> _WORK TASK_
Everything in the listing below needs to be retyped exactly.
*** EXERCISE INPUT Section Begins ***
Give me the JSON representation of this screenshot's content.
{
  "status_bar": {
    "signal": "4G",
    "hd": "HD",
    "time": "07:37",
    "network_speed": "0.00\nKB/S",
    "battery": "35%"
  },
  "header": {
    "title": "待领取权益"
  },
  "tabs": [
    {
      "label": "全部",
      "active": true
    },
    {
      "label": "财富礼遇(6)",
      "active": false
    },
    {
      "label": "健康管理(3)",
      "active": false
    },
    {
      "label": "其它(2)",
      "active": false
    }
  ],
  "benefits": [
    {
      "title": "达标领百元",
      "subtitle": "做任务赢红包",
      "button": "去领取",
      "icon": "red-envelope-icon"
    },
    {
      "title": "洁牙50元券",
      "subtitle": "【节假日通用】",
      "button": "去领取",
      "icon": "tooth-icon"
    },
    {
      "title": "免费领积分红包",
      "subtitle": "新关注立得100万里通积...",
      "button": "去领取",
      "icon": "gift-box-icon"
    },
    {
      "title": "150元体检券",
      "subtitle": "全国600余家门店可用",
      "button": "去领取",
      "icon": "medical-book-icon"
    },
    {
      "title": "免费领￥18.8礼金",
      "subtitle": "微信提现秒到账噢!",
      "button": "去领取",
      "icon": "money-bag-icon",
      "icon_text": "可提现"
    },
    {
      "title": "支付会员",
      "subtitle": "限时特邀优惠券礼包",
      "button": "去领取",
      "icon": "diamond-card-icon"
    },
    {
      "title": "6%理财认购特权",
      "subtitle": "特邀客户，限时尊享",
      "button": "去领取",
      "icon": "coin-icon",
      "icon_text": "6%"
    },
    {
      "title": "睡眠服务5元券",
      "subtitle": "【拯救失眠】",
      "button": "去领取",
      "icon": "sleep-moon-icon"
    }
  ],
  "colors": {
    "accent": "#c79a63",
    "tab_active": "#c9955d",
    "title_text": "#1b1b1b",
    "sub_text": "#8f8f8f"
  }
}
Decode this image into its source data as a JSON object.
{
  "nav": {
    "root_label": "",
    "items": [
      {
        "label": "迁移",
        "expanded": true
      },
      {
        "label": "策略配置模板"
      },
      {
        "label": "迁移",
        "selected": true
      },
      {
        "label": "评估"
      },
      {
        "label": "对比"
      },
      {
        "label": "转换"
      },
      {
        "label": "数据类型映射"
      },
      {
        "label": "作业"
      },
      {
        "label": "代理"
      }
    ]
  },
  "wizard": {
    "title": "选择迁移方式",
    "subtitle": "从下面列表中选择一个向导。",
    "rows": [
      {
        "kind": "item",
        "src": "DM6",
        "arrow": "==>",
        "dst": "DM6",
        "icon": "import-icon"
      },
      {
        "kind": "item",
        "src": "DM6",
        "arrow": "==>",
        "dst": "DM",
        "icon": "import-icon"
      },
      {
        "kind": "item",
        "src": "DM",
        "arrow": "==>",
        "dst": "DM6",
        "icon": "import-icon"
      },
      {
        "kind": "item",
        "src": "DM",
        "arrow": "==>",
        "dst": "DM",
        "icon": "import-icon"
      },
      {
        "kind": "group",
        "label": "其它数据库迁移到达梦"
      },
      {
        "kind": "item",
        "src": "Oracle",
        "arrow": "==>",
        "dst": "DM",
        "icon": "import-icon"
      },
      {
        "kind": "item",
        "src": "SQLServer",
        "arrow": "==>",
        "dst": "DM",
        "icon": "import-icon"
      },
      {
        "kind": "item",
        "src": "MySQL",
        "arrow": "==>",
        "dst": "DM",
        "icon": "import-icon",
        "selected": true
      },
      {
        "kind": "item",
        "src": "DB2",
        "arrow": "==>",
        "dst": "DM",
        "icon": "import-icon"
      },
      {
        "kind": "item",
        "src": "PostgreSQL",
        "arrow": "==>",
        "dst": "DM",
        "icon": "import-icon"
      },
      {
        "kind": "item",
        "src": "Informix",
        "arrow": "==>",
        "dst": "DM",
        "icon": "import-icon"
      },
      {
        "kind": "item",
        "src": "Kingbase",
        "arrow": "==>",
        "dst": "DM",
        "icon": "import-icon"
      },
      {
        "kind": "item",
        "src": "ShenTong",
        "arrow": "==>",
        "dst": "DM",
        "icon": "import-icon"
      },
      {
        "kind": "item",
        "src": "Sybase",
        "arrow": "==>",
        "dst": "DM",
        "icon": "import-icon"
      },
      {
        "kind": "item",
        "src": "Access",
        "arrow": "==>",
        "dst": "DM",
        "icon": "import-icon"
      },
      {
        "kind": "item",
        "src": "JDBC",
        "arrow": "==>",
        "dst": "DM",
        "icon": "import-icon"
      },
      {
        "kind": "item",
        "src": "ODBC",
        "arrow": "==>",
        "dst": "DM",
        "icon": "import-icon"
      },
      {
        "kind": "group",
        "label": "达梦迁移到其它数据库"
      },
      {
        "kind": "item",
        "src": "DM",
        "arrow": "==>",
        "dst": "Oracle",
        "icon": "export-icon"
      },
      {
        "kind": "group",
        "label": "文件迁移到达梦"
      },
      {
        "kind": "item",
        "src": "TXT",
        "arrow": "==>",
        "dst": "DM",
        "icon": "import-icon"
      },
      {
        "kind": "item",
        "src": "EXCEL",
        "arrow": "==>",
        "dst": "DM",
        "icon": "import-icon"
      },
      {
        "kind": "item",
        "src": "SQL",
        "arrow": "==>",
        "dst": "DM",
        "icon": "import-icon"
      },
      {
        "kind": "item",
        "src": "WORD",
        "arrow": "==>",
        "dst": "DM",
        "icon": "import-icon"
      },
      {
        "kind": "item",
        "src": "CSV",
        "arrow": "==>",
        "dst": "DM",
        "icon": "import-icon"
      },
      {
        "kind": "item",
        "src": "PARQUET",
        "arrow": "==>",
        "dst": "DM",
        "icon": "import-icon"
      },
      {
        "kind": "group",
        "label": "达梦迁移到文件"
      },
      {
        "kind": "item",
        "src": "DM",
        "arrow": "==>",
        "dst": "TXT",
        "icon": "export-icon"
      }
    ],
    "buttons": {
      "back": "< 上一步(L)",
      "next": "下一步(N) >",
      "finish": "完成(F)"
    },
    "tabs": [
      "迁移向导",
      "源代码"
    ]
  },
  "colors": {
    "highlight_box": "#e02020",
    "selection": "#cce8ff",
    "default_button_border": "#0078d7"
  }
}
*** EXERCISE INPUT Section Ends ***
> _ANSWER AREA_
Give me the JSON representation of this screenshot's content.
{
  "status_bar": {
    "signal": "4G",
    "hd": "HD",
    "time": "07:37",
    "network_speed": "0.00\nKB/S",
    "battery": "35%"
  },
  "header": {
    "title": "待领取权益"
  },
  "tabs": [
    {
      "label": "全部",
      "active": true
    },
    {
      "label": "财富礼遇(6)",
      "active": false
    },
    {
      "label": "健康管理(3)",
      "active": false
    },
    {
      "label": "其它(2)",
      "active": false
    }
  ],
  "benefits": [
    {
      "title": "达标领百元",
      "subtitle": "做任务赢红包",
      "button": "去领取",
      "icon": "red-envelope-icon"
    },
    {
      "title": "洁牙50元券",
      "subtitle": "【节假日通用】",
      "button": "去领取",
      "icon": "tooth-icon"
    },
    {
      "title": "免费领积分红包",
      "subtitle": "新关注立得100万里通积...",
      "button": "去领取",
      "icon": "gift-box-icon"
    },
    {
      "title": "150元体检券",
      "subtitle": "全国600余家门店可用",
      "button": "去领取",
      "icon": "medical-book-icon"
    },
    {
      "title": "免费领￥18.8礼金",
      "subtitle": "微信提现秒到账噢!",
      "button": "去领取",
      "icon": "money-bag-icon",
      "icon_text": "可提现"
    },
    {
      "title": "支付会员",
      "subtitle": "限时特邀优惠券礼包",
      "button": "去领取",
      "icon": "diamond-card-icon"
    },
    {
      "title": "6%理财认购特权",
      "subtitle": "特邀客户，限时尊享",
      "button": "去领取",
      "icon": "coin-icon",
      "icon_text": "6%"
    },
    {
      "title": "睡眠服务5元券",
      "subtitle": "【拯救失眠】",
      "button": "去领取",
      "icon": "sleep-moon-icon"
    }
  ],
  "colors": {
    "accent": "#c79a63",
    "tab_active": "#c9955d",
    "title_text": "#1b1b1b",
    "sub_text": "#8f8f8f"
  }
}
Decode this image into its source data as a JSON object.
{
  "nav": {
    "root_label": "",
    "items": [
      {
        "label": "迁移",
        "expanded": true
      },
      {
        "label": "策略配置模板"
      },
      {
        "label": "迁移",
        "selected": true
      },
      {
        "label": "评估"
      },
      {
        "label": "对比"
      },
      {
        "label": "转换"
      },
      {
        "label": "数据类型映射"
      },
      {
        "label": "作业"
      },
      {
        "label": "代理"
      }
    ]
  },
  "wizard": {
    "title": "选择迁移方式",
    "subtitle": "从下面列表中选择一个向导。",
    "rows": [
      {
        "kind": "item",
        "src": "DM6",
        "arrow": "==>",
        "dst": "DM6",
        "icon": "import-icon"
      },
      {
        "kind": "item",
        "src": "DM6",
        "arrow": "==>",
        "dst": "DM",
        "icon": "import-icon"
      },
      {
        "kind": "item",
        "src": "DM",
        "arrow": "==>",
        "dst": "DM6",
        "icon": "import-icon"
      },
      {
        "kind": "item",
        "src": "DM",
        "arrow": "==>",
        "dst": "DM",
        "icon": "import-icon"
      },
      {
        "kind": "group",
        "label": "其它数据库迁移到达梦"
      },
      {
        "kind": "item",
        "src": "Oracle",
        "arrow": "==>",
        "dst": "DM",
        "icon": "import-icon"
      },
      {
        "kind": "item",
        "src": "SQLServer",
        "arrow": "==>",
        "dst": "DM",
        "icon": "import-icon"
      },
      {
        "kind": "item",
        "src": "MySQL",
        "arrow": "==>",
        "dst": "DM",
        "icon": "import-icon",
        "selected": true
      },
      {
        "kind": "item",
        "src": "DB2",
        "arrow": "==>",
        "dst": "DM",
        "icon": "import-icon"
      },
      {
        "kind": "item",
        "src": "PostgreSQL",
        "arrow": "==>",
        "dst": "DM",
        "icon": "import-icon"
      },
      {
        "kind": "item",
        "src": "Informix",
        "arrow": "==>",
        "dst": "DM",
        "icon": "import-icon"
      },
      {
        "kind": "item",
        "src": "Kingbase",
        "arrow": "==>",
        "dst": "DM",
        "icon": "import-icon"
      },
      {
        "kind": "item",
        "src": "ShenTong",
        "arrow": "==>",
        "dst": "DM",
        "icon": "import-icon"
      },
      {
        "kind": "item",
        "src": "Sybase",
        "arrow": "==>",
        "dst": "DM",
        "icon": "import-icon"
      },
      {
        "kind": "item",
        "src": "Access",
        "arrow": "==>",
        "dst": "DM",
        "icon": "import-icon"
      },
      {
        "kind": "item",
        "src": "JDBC",
        "arrow": "==>",
        "dst": "DM",
        "icon": "import-icon"
      },
      {
        "kind": "item",
        "src": "ODBC",
        "arrow": "==>",
        "dst": "DM",
        "icon": "import-icon"
      },
      {
        "kind": "group",
        "label": "达梦迁移到其它数据库"
      },
      {
        "kind": "item",
        "src": "DM",
        "arrow": "==>",
        "dst": "Oracle",
        "icon": "export-icon"
      },
      {
        "kind": "group",
        "label": "文件迁移到达梦"
      },
      {
        "kind": "item",
        "src": "TXT",
        "arrow": "==>",
        "dst": "DM",
        "icon": "import-icon"
      },
      {
        "kind": "item",
        "src": "EXCEL",
        "arrow": "==>",
        "dst": "DM",
        "icon": "import-icon"
      },
      {
        "kind": "item",
        "src": "SQL",
        "arrow": "==>",
        "dst": "DM",
        "icon": "import-icon"
      },
      {
        "kind": "item",
        "src": "WORD",
        "arrow": "==>",
        "dst": "DM",
        "icon": "import-icon"
      },
      {
        "kind": "item",
        "src": "CSV",
        "arrow": "==>",
        "dst": "DM",
        "icon": "import-icon"
      },
      {
        "kind": "item",
        "src": "PARQUET",
        "arrow": "==>",
        "dst": "DM",
        "icon": "import-icon"
      },
      {
        "kind": "group",
        "label": "达梦迁移到文件"
      },
      {
        "kind": "item",
        "src": "DM",
        "arrow": "==>",
        "dst": "TXT",
        "icon": "export-icon"
      }
    ],
    "buttons": {
      "back": "< 上一步(L)",
      "next": "下一步(N) >",
      "finish": "完成(F)"
    },
    "tabs": [
      "迁移向导",
      "源代码"
    ]
  },
  "colors": {
    "highlight_box": "#e02020",
    "selection": "#cce8ff",
    "default_button_border": "#0078d7"
  }
}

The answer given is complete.